● **Work required**
Every line in the data below that holds "true" should be found and copied.

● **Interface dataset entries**
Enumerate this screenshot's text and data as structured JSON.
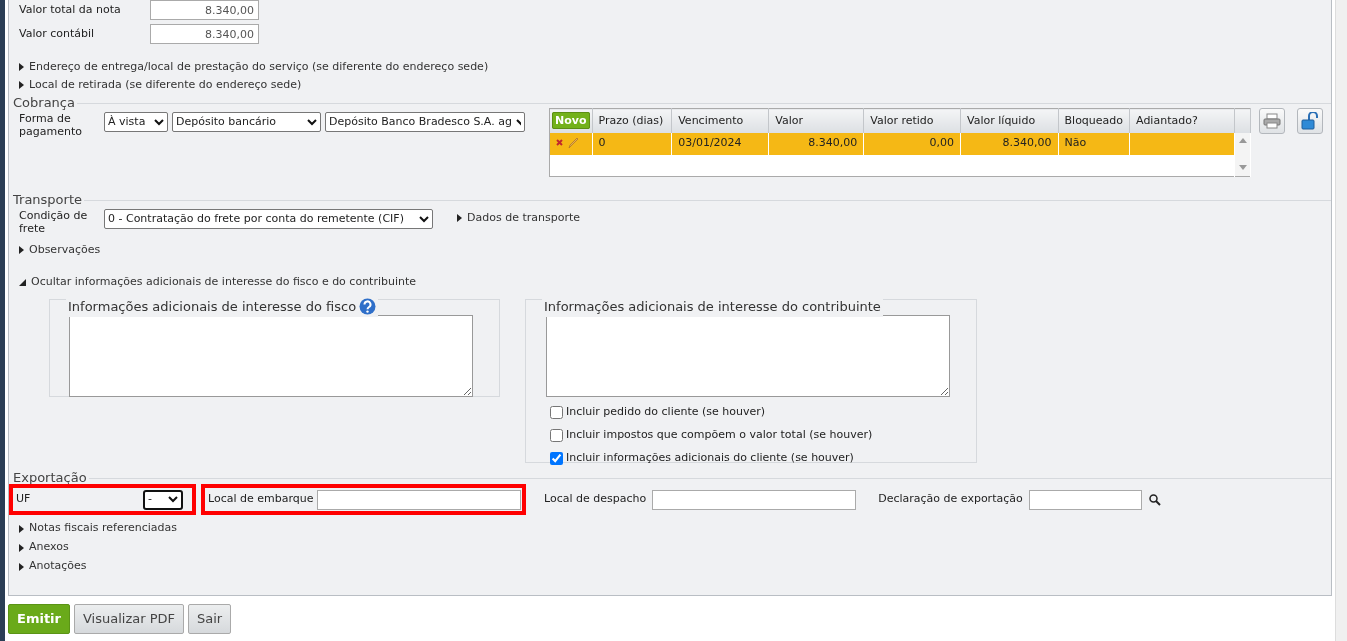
{
  "summary_fields": [
    {
      "label": "Valor total da nota",
      "value": "8.340,00"
    },
    {
      "label": "Valor contábil",
      "value": "8.340,00"
    }
  ],
  "top_expanders": [
    {
      "label": "Endereço de entrega/local de prestação do serviço (se diferente do endereço sede)",
      "expanded": false
    },
    {
      "label": "Local de retirada (se diferente do endereço sede)",
      "expanded": false
    }
  ],
  "cobranca": {
    "title": "Cobrança",
    "label": "Forma de pagamento",
    "selects": [
      "À vista",
      "Depósito bancário",
      "Depósito Banco Bradesco S.A. ag"
    ],
    "grid": {
      "new_button": "Novo",
      "columns": [
        "Prazo (dias)",
        "Vencimento",
        "Valor",
        "Valor retido",
        "Valor líquido",
        "Bloqueado",
        "Adiantado?"
      ],
      "rows": [
        {
          "selected": true,
          "cells": [
            "0",
            "03/01/2024",
            "8.340,00",
            "0,00",
            "8.340,00",
            "Não",
            ""
          ]
        }
      ]
    }
  },
  "transporte": {
    "title": "Transporte",
    "label": "Condição de frete",
    "select": "0 - Contratação do frete por conta do remetente (CIF)",
    "link": {
      "label": "Dados de transporte",
      "expanded": false
    }
  },
  "middle_expanders": [
    {
      "label": "Observações",
      "expanded": false
    },
    {
      "label": "Ocultar informações adicionais de interesse do fisco e do contribuinte",
      "expanded": true
    }
  ],
  "info_fisco": {
    "title": "Informações adicionais de interesse do fisco"
  },
  "info_contribuinte": {
    "title": "Informações adicionais de interesse do contribuinte",
    "options": [
      {
        "label": "Incluir pedido do cliente (se houver)",
        "checked": false
      },
      {
        "label": "Incluir impostos que compõem o valor total (se houver)",
        "checked": false
      },
      {
        "label": "Incluir informações adicionais do cliente (se houver)",
        "checked": true
      }
    ]
  },
  "exportacao": {
    "title": "Exportação",
    "fields": [
      {
        "label": "UF",
        "kind": "select",
        "value": "-",
        "highlighted": true
      },
      {
        "label": "Local de embarque",
        "kind": "input",
        "highlighted": true
      },
      {
        "label": "Local de despacho",
        "kind": "input",
        "highlighted": false
      },
      {
        "label": "Declaração de exportação",
        "kind": "lookup",
        "highlighted": false
      }
    ]
  },
  "bottom_expanders": [
    {
      "label": "Notas fiscais referenciadas",
      "expanded": false
    },
    {
      "label": "Anexos",
      "expanded": false
    },
    {
      "label": "Anotações",
      "expanded": false
    }
  ],
  "buttons": [
    {
      "label": "Emitir",
      "kind": "primary"
    },
    {
      "label": "Visualizar PDF",
      "kind": "secondary"
    },
    {
      "label": "Sair",
      "kind": "secondary"
    }
  ]
}
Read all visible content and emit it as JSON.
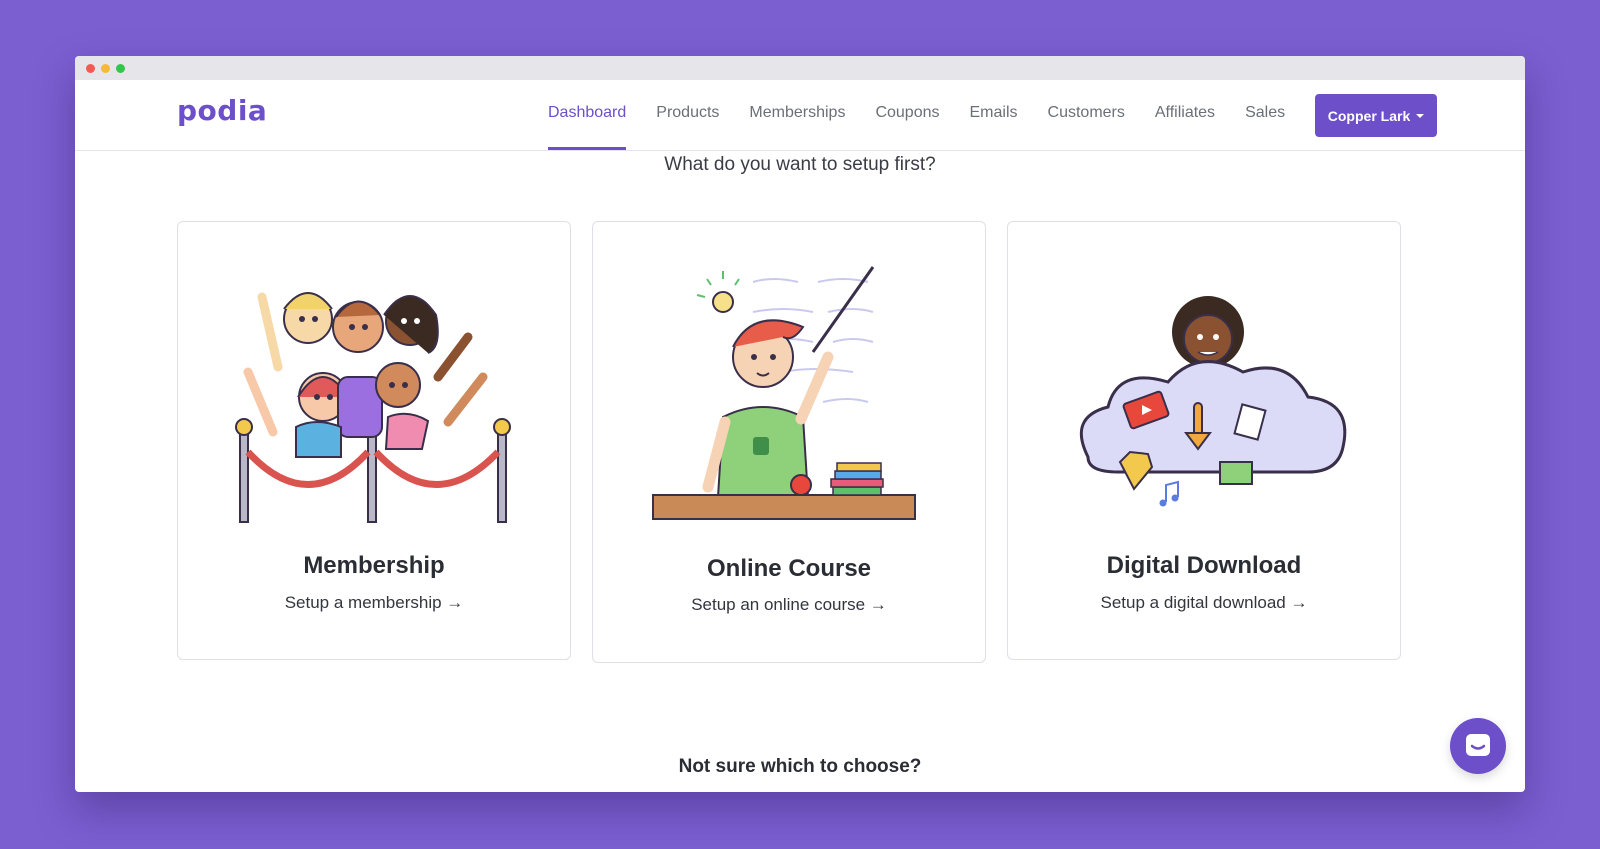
{
  "brand": {
    "name": "podia",
    "accent": "#6c4fc9",
    "background": "#7b5ed0"
  },
  "nav": {
    "items": [
      {
        "label": "Dashboard",
        "active": true
      },
      {
        "label": "Products",
        "active": false
      },
      {
        "label": "Memberships",
        "active": false
      },
      {
        "label": "Coupons",
        "active": false
      },
      {
        "label": "Emails",
        "active": false
      },
      {
        "label": "Customers",
        "active": false
      },
      {
        "label": "Affiliates",
        "active": false
      },
      {
        "label": "Sales",
        "active": false
      }
    ],
    "account_label": "Copper Lark"
  },
  "main": {
    "prompt": "What do you want to setup first?",
    "cards": [
      {
        "title": "Membership",
        "link": "Setup a membership →",
        "illustration": "membership-crowd-illustration"
      },
      {
        "title": "Online Course",
        "link": "Setup an online course →",
        "illustration": "teacher-illustration"
      },
      {
        "title": "Digital Download",
        "link": "Setup a digital download →",
        "illustration": "cloud-download-illustration"
      }
    ],
    "bottom_question": "Not sure which to choose?"
  },
  "chat": {
    "icon": "chat-bubble-icon"
  }
}
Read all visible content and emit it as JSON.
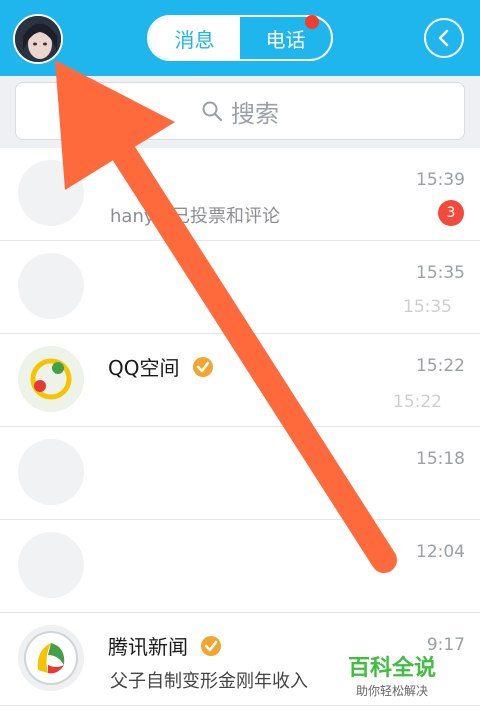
{
  "header": {
    "tabs": [
      {
        "label": "消息",
        "active": true
      },
      {
        "label": "电话",
        "active": false
      }
    ],
    "brand_color": "#1fb6ee"
  },
  "search": {
    "placeholder": "搜索"
  },
  "conversations": [
    {
      "title": "",
      "subtitle": "hanyu:已投票和评论",
      "time": "15:39",
      "unread": "3"
    },
    {
      "title": "",
      "subtitle": "",
      "time": "15:35",
      "extra_time": "15:35"
    },
    {
      "title": "QQ空间",
      "subtitle": "",
      "time": "15:22",
      "extra_time": "15:22"
    },
    {
      "title": "",
      "subtitle": "",
      "time": "15:18"
    },
    {
      "title": "",
      "subtitle": "",
      "time": "12:04"
    },
    {
      "title": "腾讯新闻",
      "subtitle": "父子自制变形金刚年收入",
      "time": "9:17"
    }
  ],
  "watermark": {
    "title": "百科全说",
    "subtitle": "助你轻松解决"
  },
  "colors": {
    "unread_badge": "#f24b3b",
    "arrow": "#ff6a3d",
    "verified": "#f3a531"
  }
}
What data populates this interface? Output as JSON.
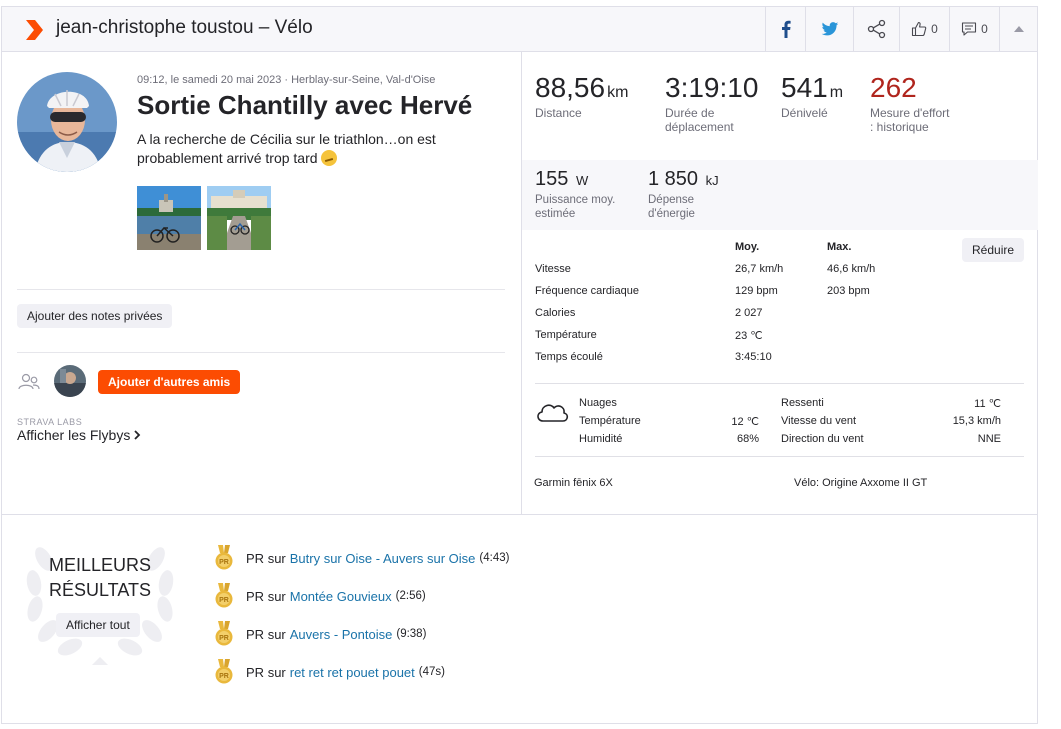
{
  "header": {
    "title": "jean-christophe toustou – Vélo",
    "kudos_count": "0",
    "comments_count": "0"
  },
  "activity": {
    "meta": "09:12, le samedi 20 mai 2023 · Herblay-sur-Seine, Val-d'Oise",
    "title": "Sortie Chantilly avec Hervé",
    "description": "A la recherche de Cécilia sur le triathlon…on est probablement arrivé trop tard",
    "notes_button": "Ajouter des notes privées",
    "add_friends_button": "Ajouter d'autres amis",
    "labs_label": "STRAVA LABS",
    "flybys_link": "Afficher les Flybys"
  },
  "stats": {
    "distance": {
      "value": "88,56",
      "unit": "km",
      "label": "Distance"
    },
    "moving_time": {
      "value": "3:19:10",
      "label": "Durée de déplacement"
    },
    "elevation": {
      "value": "541",
      "unit": "m",
      "label": "Dénivelé"
    },
    "effort": {
      "value": "262",
      "label": "Mesure d'effort : historique"
    },
    "power": {
      "value": "155",
      "unit": "W",
      "label": "Puissance moy. estimée"
    },
    "energy": {
      "value": "1 850",
      "unit": "kJ",
      "label": "Dépense d'énergie"
    }
  },
  "details": {
    "reduce_button": "Réduire",
    "col_avg": "Moy.",
    "col_max": "Max.",
    "rows": [
      {
        "label": "Vitesse",
        "avg": "26,7 km/h",
        "max": "46,6 km/h"
      },
      {
        "label": "Fréquence cardiaque",
        "avg": "129 bpm",
        "max": "203 bpm"
      },
      {
        "label": "Calories",
        "avg": "2 027",
        "max": ""
      },
      {
        "label": "Température",
        "avg": "23 ℃",
        "max": ""
      },
      {
        "label": "Temps écoulé",
        "avg": "3:45:10",
        "max": ""
      }
    ]
  },
  "weather": {
    "condition": "Nuages",
    "temperature_label": "Température",
    "temperature_value": "12 ℃",
    "humidity_label": "Humidité",
    "humidity_value": "68%",
    "feels_label": "Ressenti",
    "feels_value": "11 ℃",
    "wind_speed_label": "Vitesse du vent",
    "wind_speed_value": "15,3 km/h",
    "wind_dir_label": "Direction du vent",
    "wind_dir_value": "NNE"
  },
  "equipment": {
    "device": "Garmin fēnix 6X",
    "bike": "Vélo: Origine Axxome II GT"
  },
  "best_results": {
    "title_line1": "MEILLEURS",
    "title_line2": "RÉSULTATS",
    "show_all": "Afficher tout",
    "pr_label": "PR",
    "sur": "sur",
    "items": [
      {
        "segment": "Butry sur Oise - Auvers sur Oise",
        "time": "(4:43)"
      },
      {
        "segment": "Montée Gouvieux",
        "time": "(2:56)"
      },
      {
        "segment": "Auvers - Pontoise",
        "time": "(9:38)"
      },
      {
        "segment": "ret ret ret pouet pouet",
        "time": "(47s)"
      }
    ]
  },
  "colors": {
    "brand": "#fc4c02",
    "effort_red": "#b0251d",
    "link_blue": "#1a73a9",
    "medal_gold": "#e9b83c"
  }
}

● **Exercise response**
          "selected": true,
      "expanded": true
        "checked": true
        "highlighted": true
        "highlighted": true
        "active": true
        "active": true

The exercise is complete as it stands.